This week, Network Rail announced a £30bn package rail upgrade.
But this does not cover all the UK's railways.
Abandoned 70 years ago, the Welsh Highland Railway (WHR) is being revived for a cost of £25M, around £1M per mile for the 600mm gauge route running from Caernarfon to Porthmadog.
The 19th century line ceased running in 1937 and was scrapped in 1942 for the war effort. The track bed was held in receivership until 1990, when the Ffestiniog and Welsh Highland Railways took over. Work to reinstate the line began in 1997, with funding from private donations and awards from the Welsh Assembly and the European Union.
What the project lacks in money it makes up for in enthusiasm, with a small army of volunteers working to make the project happen.
The line begins in Caernarfon, the first 5km fell out of use only in 1971 and is in good condition. Thereafter, things deteriorate – local people made their own use of the space over two generations. Compulsory Purchase Orders give the railway the right to regain its land back, but it did create a complex route through the land of a large number of farmers. But, the line has been making progress, and is now fully open to Rhyd Ddu – halfway and the highest point of the route.
"Engineering problems were primarily the deterioration of the land, which has gone fallow, flooded or collapsed," explains chief engineering manager Alasdair Stewart.
"There have also been problems with a large number of underbridges, most unused for decades," says Stewart. "The trains are taller than the original ones and there is not enough headroom. We had to go down and underpin the foundations and lower the track into the solid rock and anchor abutments," he says.
This presented difficulties where the route had to be kept to a maximum gradient of 1 in 40. A cutting near the village of Beddgelert was particularly tricky. "The cutting cost £100,000, with scaling and rock bolts. We needed to shore-off to preserve the gradient on the line."
John Sreeves, principal bridge engineer at Halcrow, has given his time since 1974. He helps with the bridges, and found a welcome donor in Network Rail. "We needed a new bridge at Betws Garmon but had no more money. We found old bridge beams in Sheffield. I measured them – they were 1m too short, but we selected the best ones and welded the remaining length."

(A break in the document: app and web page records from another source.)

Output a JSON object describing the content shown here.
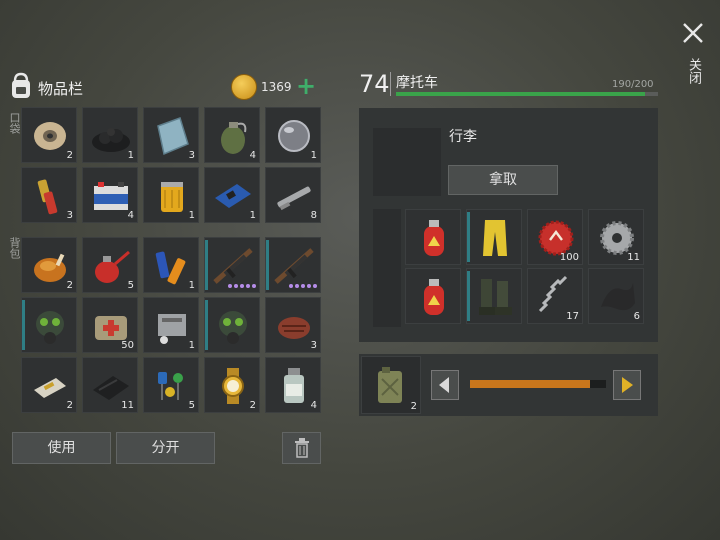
{
  "inventory": {
    "title": "物品栏",
    "coins": "1369",
    "plus_glyph": "+",
    "pocket_label": "口袋",
    "backpack_label": "背包",
    "pocket_row1": [
      "2",
      "1",
      "3",
      "4",
      "1"
    ],
    "pocket_row2": [
      "3",
      "4",
      "1",
      "1",
      "8"
    ],
    "bag_row1": [
      "2",
      "5",
      "1",
      "",
      ""
    ],
    "bag_row2": [
      "",
      "50",
      "1",
      "",
      "3"
    ],
    "bag_row3": [
      "2",
      "11",
      "5",
      "2",
      "4"
    ],
    "use_label": "使用",
    "split_label": "分开"
  },
  "vehicle": {
    "level": "74",
    "name": "摩托车",
    "capacity": "190/200",
    "capacity_fraction": 0.95,
    "luggage_title": "行李",
    "take_label": "拿取",
    "luggage_side_label": "行李",
    "slots_row1": [
      "",
      "",
      "100",
      "11"
    ],
    "slots_row2": [
      "",
      "",
      "17",
      "6"
    ],
    "fuel_count": "2",
    "fuel_slider_fraction": 0.88
  },
  "close_label": "关闭",
  "colors": {
    "accent_green": "#3aa34a",
    "slider_orange": "#c8761c",
    "teal": "#2f7e85",
    "gold": "#d9a520"
  }
}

Further down the line he has worked on the distinctive truss bridges which had to be replaced.
A contract signed in 1934 has proved extremely beneficial for the project. "In 1934, the local council leased much of the line, but agreed to maintain the bridges over the railways in return. This represents close to a £500,000 saving for us today," says Stewart.
The terminus in Portmadoc creates the most problems, and eats 10% of the total budget.
"It is an urban area, with urban issues. There is a crossing of a trunk road, problems with listed buildings, and reclamation of contaminated land. The Britannia Bridge is the most difficult, where we have a 50m-diameter turn – the tightest turn possible at this gauge – onto a trunk road," says Dave High, managing the cross-town route.
The signalling is, he says, "distinctly low-tech, but very reliable".
THE RAILWAYS AT A GLANCE
- When complete, the Caernarfon to Porthmadog journey will take a leisurely 90 minutes and should alleviate congestion in the national park.
- Level crossings on average every 400m.
- The highest point is 196m
- Five full-time staff and one full-time volunteer
- So far, Arup, Symonds, NRG Engineering Services, and the in-house WHR team have completed design work, with contractors Carillion, Mowlem, Achnashean Contractors, Mulcair, Jones Bros and WHR.
Rail sourced from Poland, 19km of steel sleepers from India
Some wooden sleepers came from South African
Engines from South Africa
New carriages from Romania
Upgrade: The Welsh Highland Railway has been given a Ł25M boost to revive it, after being abandoned for 70 years